Task item: From the first entry to the last, copy everything exactly except the pictures.

Recorded data:
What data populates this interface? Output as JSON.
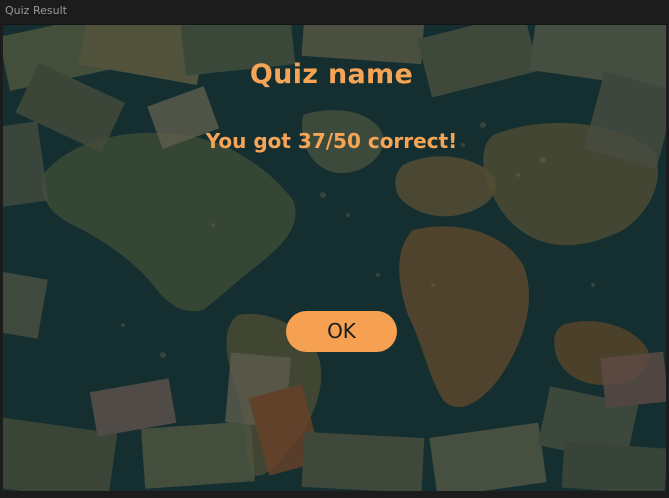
{
  "window": {
    "title": "Quiz Result"
  },
  "quiz": {
    "name": "Quiz name",
    "result_text": "You got 37/50 correct!",
    "ok_label": "OK"
  },
  "background": {
    "description_icon": "world-map-money-image"
  },
  "colors": {
    "accent": "#f6a455",
    "button_bg": "#f6a052",
    "window_bg": "#1c1c1c",
    "ocean": "#153033"
  }
}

Task solution:
What data populates this interface? Output as JSON.
{
  "window": {
    "title": "Quiz Result"
  },
  "quiz": {
    "name": "Quiz name",
    "result_text": "You got 37/50 correct!",
    "ok_label": "OK"
  },
  "background": {
    "description_icon": "world-map-money-image"
  },
  "colors": {
    "accent": "#f6a455",
    "button_bg": "#f6a052",
    "window_bg": "#1c1c1c",
    "ocean": "#153033"
  }
}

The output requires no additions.